To do: Set down a faithful copy of every record below, with no images.

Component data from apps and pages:
□ □ □ □

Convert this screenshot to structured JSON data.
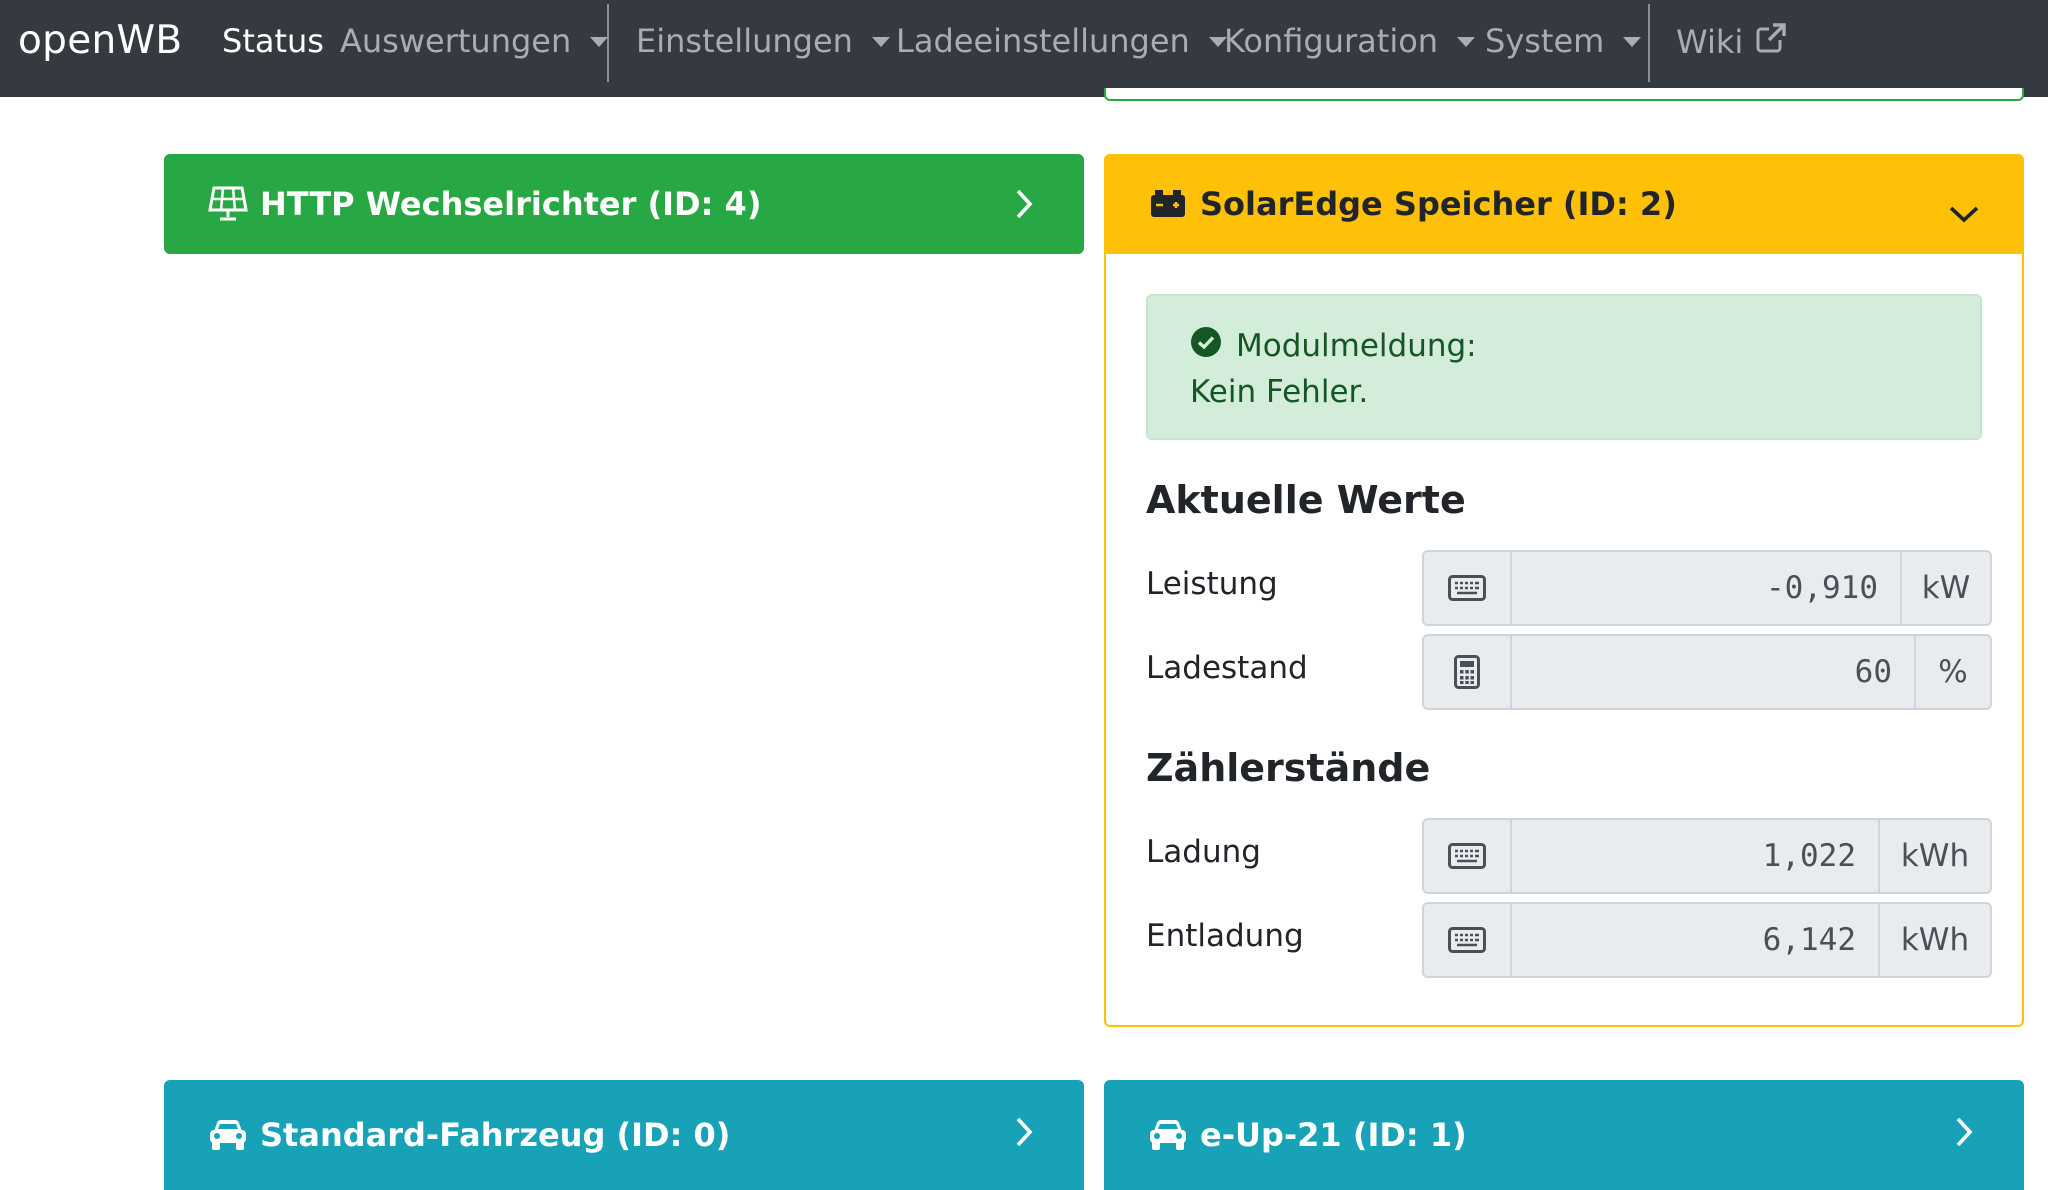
{
  "navbar": {
    "brand": "openWB",
    "items": [
      {
        "label": "Status",
        "active": true
      },
      {
        "label": "Auswertungen"
      },
      {
        "label": "Einstellungen"
      },
      {
        "label": "Ladeeinstellungen"
      },
      {
        "label": "Konfiguration"
      },
      {
        "label": "System"
      },
      {
        "label": "Wiki"
      }
    ]
  },
  "cards": {
    "inverter": {
      "title": "HTTP Wechselrichter (ID: 4)",
      "icon": "solar-panel-icon",
      "color": "#28a745"
    },
    "storage": {
      "title": "SolarEdge Speicher (ID: 2)",
      "icon": "car-battery-icon",
      "color": "#ffc107",
      "alert": {
        "heading": "Modulmeldung:",
        "text": "Kein Fehler."
      },
      "current_title": "Aktuelle Werte",
      "power": {
        "label": "Leistung",
        "value": "-0,910",
        "unit": "kW"
      },
      "soc": {
        "label": "Ladestand",
        "value": "60",
        "unit": "%"
      },
      "counters_title": "Zählerstände",
      "charge": {
        "label": "Ladung",
        "value": "1,022",
        "unit": "kWh"
      },
      "discharge": {
        "label": "Entladung",
        "value": "6,142",
        "unit": "kWh"
      }
    },
    "vehicle0": {
      "title": "Standard-Fahrzeug (ID: 0)",
      "icon": "car-icon",
      "color": "#17a2b8"
    },
    "vehicle1": {
      "title": "e-Up-21 (ID: 1)",
      "icon": "car-icon",
      "color": "#17a2b8"
    }
  }
}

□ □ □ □

Response area:
Convert this screenshot to structured JSON data.
{
  "navbar": {
    "brand": "openWB",
    "items": [
      {
        "label": "Status",
        "active": true
      },
      {
        "label": "Auswertungen"
      },
      {
        "label": "Einstellungen"
      },
      {
        "label": "Ladeeinstellungen"
      },
      {
        "label": "Konfiguration"
      },
      {
        "label": "System"
      },
      {
        "label": "Wiki"
      }
    ]
  },
  "cards": {
    "inverter": {
      "title": "HTTP Wechselrichter (ID: 4)",
      "icon": "solar-panel-icon",
      "color": "#28a745"
    },
    "storage": {
      "title": "SolarEdge Speicher (ID: 2)",
      "icon": "car-battery-icon",
      "color": "#ffc107",
      "alert": {
        "heading": "Modulmeldung:",
        "text": "Kein Fehler."
      },
      "current_title": "Aktuelle Werte",
      "power": {
        "label": "Leistung",
        "value": "-0,910",
        "unit": "kW"
      },
      "soc": {
        "label": "Ladestand",
        "value": "60",
        "unit": "%"
      },
      "counters_title": "Zählerstände",
      "charge": {
        "label": "Ladung",
        "value": "1,022",
        "unit": "kWh"
      },
      "discharge": {
        "label": "Entladung",
        "value": "6,142",
        "unit": "kWh"
      }
    },
    "vehicle0": {
      "title": "Standard-Fahrzeug (ID: 0)",
      "icon": "car-icon",
      "color": "#17a2b8"
    },
    "vehicle1": {
      "title": "e-Up-21 (ID: 1)",
      "icon": "car-icon",
      "color": "#17a2b8"
    }
  }
}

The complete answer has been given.